The entries that follow must be given again exactly, with no pictures kept.
[Dataset records Boundary: Start]
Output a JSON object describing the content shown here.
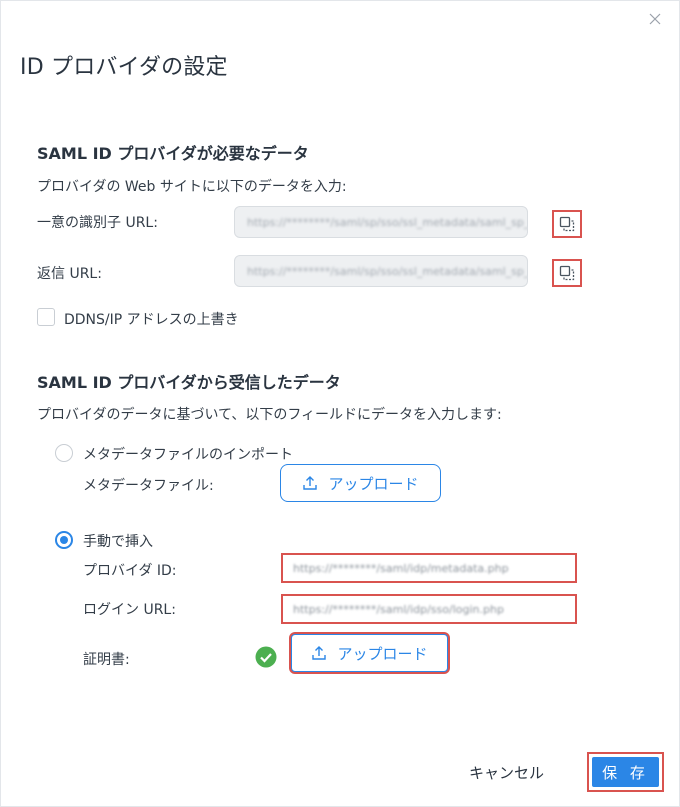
{
  "dialog": {
    "title": "ID プロバイダの設定",
    "close_icon": "close-icon"
  },
  "sp_section": {
    "title": "SAML ID プロバイダが必要なデータ",
    "description": "プロバイダの Web サイトに以下のデータを入力:",
    "entity_id_label": "一意の識別子 URL:",
    "entity_id_value": "https://********/saml/sp/sso/ssl_metadata/saml_sp_metadata.php",
    "reply_url_label": "返信 URL:",
    "reply_url_value": "https://********/saml/sp/sso/ssl_metadata/saml_sp_metadata.php",
    "copy_icon": "copy-icon",
    "ddns_override_label": "DDNS/IP アドレスの上書き",
    "ddns_override_checked": false
  },
  "idp_section": {
    "title": "SAML ID プロバイダから受信したデータ",
    "description": "プロバイダのデータに基づいて、以下のフィールドにデータを入力します:",
    "import_option_label": "メタデータファイルのインポート",
    "metadata_file_label": "メタデータファイル:",
    "upload_label": "アップロード",
    "upload_icon": "upload-icon",
    "manual_option_label": "手動で挿入",
    "manual_selected": true,
    "provider_id_label": "プロバイダ ID:",
    "provider_id_value": "https://********/saml/idp/metadata.php",
    "login_url_label": "ログイン URL:",
    "login_url_value": "https://********/saml/idp/sso/login.php",
    "certificate_label": "証明書:",
    "certificate_status_icon": "check-circle-icon"
  },
  "footer": {
    "cancel_label": "キャンセル",
    "save_label": "保 存"
  },
  "colors": {
    "accent": "#2b86e6",
    "highlight": "#d9534f",
    "success": "#4caf50"
  }
}
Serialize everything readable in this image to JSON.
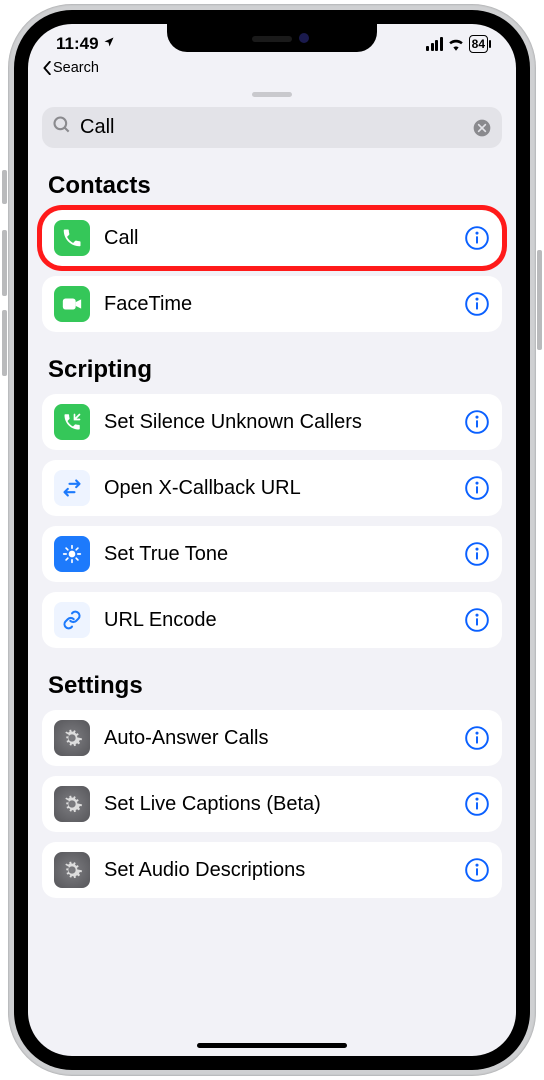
{
  "status": {
    "time": "11:49",
    "battery": "84"
  },
  "back_label": "Search",
  "search": {
    "value": "Call"
  },
  "sections": [
    {
      "title": "Contacts",
      "items": [
        {
          "label": "Call"
        },
        {
          "label": "FaceTime"
        }
      ]
    },
    {
      "title": "Scripting",
      "items": [
        {
          "label": "Set Silence Unknown Callers"
        },
        {
          "label": "Open X-Callback URL"
        },
        {
          "label": "Set True Tone"
        },
        {
          "label": "URL Encode"
        }
      ]
    },
    {
      "title": "Settings",
      "items": [
        {
          "label": "Auto-Answer Calls"
        },
        {
          "label": "Set Live Captions (Beta)"
        },
        {
          "label": "Set Audio Descriptions"
        }
      ]
    }
  ]
}
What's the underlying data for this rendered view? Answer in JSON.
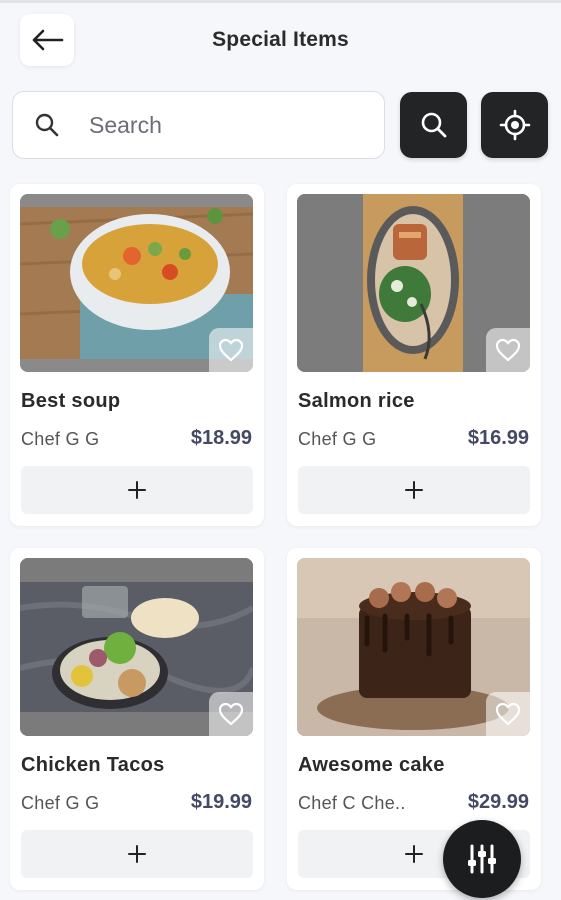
{
  "header": {
    "title": "Special Items",
    "back_icon": "arrow-left-icon"
  },
  "search": {
    "placeholder": "Search",
    "value": ""
  },
  "toolbar": {
    "search_button_icon": "search-icon",
    "locate_button_icon": "locate-icon"
  },
  "items": [
    {
      "name": "Best soup",
      "chef": "Chef G G",
      "price": "$18.99",
      "image": "soup-bowl",
      "favorite": false
    },
    {
      "name": "Salmon rice",
      "chef": "Chef G G",
      "price": "$16.99",
      "image": "salmon-plate",
      "favorite": false
    },
    {
      "name": "Chicken Tacos",
      "chef": "Chef G G",
      "price": "$19.99",
      "image": "tacos-plate",
      "favorite": false
    },
    {
      "name": "Awesome cake",
      "chef": "Chef C Che..",
      "price": "$29.99",
      "image": "chocolate-cake",
      "favorite": false
    }
  ],
  "add_label": "+",
  "fab": {
    "icon": "filter-sliders-icon"
  },
  "colors": {
    "dark_button": "#232425",
    "price": "#444a63",
    "background": "#f6f7fb"
  }
}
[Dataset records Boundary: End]
§ **Output for this task**:
Output a JSON object describing the content shown here.
{
  "dialog": {
    "title": "ID プロバイダの設定",
    "close_icon": "close-icon"
  },
  "sp_section": {
    "title": "SAML ID プロバイダが必要なデータ",
    "description": "プロバイダの Web サイトに以下のデータを入力:",
    "entity_id_label": "一意の識別子 URL:",
    "entity_id_value": "https://********/saml/sp/sso/ssl_metadata/saml_sp_metadata.php",
    "reply_url_label": "返信 URL:",
    "reply_url_value": "https://********/saml/sp/sso/ssl_metadata/saml_sp_metadata.php",
    "copy_icon": "copy-icon",
    "ddns_override_label": "DDNS/IP アドレスの上書き",
    "ddns_override_checked": false
  },
  "idp_section": {
    "title": "SAML ID プロバイダから受信したデータ",
    "description": "プロバイダのデータに基づいて、以下のフィールドにデータを入力します:",
    "import_option_label": "メタデータファイルのインポート",
    "metadata_file_label": "メタデータファイル:",
    "upload_label": "アップロード",
    "upload_icon": "upload-icon",
    "manual_option_label": "手動で挿入",
    "manual_selected": true,
    "provider_id_label": "プロバイダ ID:",
    "provider_id_value": "https://********/saml/idp/metadata.php",
    "login_url_label": "ログイン URL:",
    "login_url_value": "https://********/saml/idp/sso/login.php",
    "certificate_label": "証明書:",
    "certificate_status_icon": "check-circle-icon"
  },
  "footer": {
    "cancel_label": "キャンセル",
    "save_label": "保 存"
  },
  "colors": {
    "accent": "#2b86e6",
    "highlight": "#d9534f",
    "success": "#4caf50"
  }
}
Serialize everything readable in this image to JSON.
{
  "status": {
    "time": "11:49",
    "battery": "84"
  },
  "back_label": "Search",
  "search": {
    "value": "Call"
  },
  "sections": [
    {
      "title": "Contacts",
      "items": [
        {
          "label": "Call"
        },
        {
          "label": "FaceTime"
        }
      ]
    },
    {
      "title": "Scripting",
      "items": [
        {
          "label": "Set Silence Unknown Callers"
        },
        {
          "label": "Open X-Callback URL"
        },
        {
          "label": "Set True Tone"
        },
        {
          "label": "URL Encode"
        }
      ]
    },
    {
      "title": "Settings",
      "items": [
        {
          "label": "Auto-Answer Calls"
        },
        {
          "label": "Set Live Captions (Beta)"
        },
        {
          "label": "Set Audio Descriptions"
        }
      ]
    }
  ]
}
What's the underlying data for this rendered view? Answer in JSON.
{
  "header": {
    "title": "Special Items",
    "back_icon": "arrow-left-icon"
  },
  "search": {
    "placeholder": "Search",
    "value": ""
  },
  "toolbar": {
    "search_button_icon": "search-icon",
    "locate_button_icon": "locate-icon"
  },
  "items": [
    {
      "name": "Best soup",
      "chef": "Chef G G",
      "price": "$18.99",
      "image": "soup-bowl",
      "favorite": false
    },
    {
      "name": "Salmon rice",
      "chef": "Chef G G",
      "price": "$16.99",
      "image": "salmon-plate",
      "favorite": false
    },
    {
      "name": "Chicken Tacos",
      "chef": "Chef G G",
      "price": "$19.99",
      "image": "tacos-plate",
      "favorite": false
    },
    {
      "name": "Awesome cake",
      "chef": "Chef C Che..",
      "price": "$29.99",
      "image": "chocolate-cake",
      "favorite": false
    }
  ],
  "add_label": "+",
  "fab": {
    "icon": "filter-sliders-icon"
  },
  "colors": {
    "dark_button": "#232425",
    "price": "#444a63",
    "background": "#f6f7fb"
  }
}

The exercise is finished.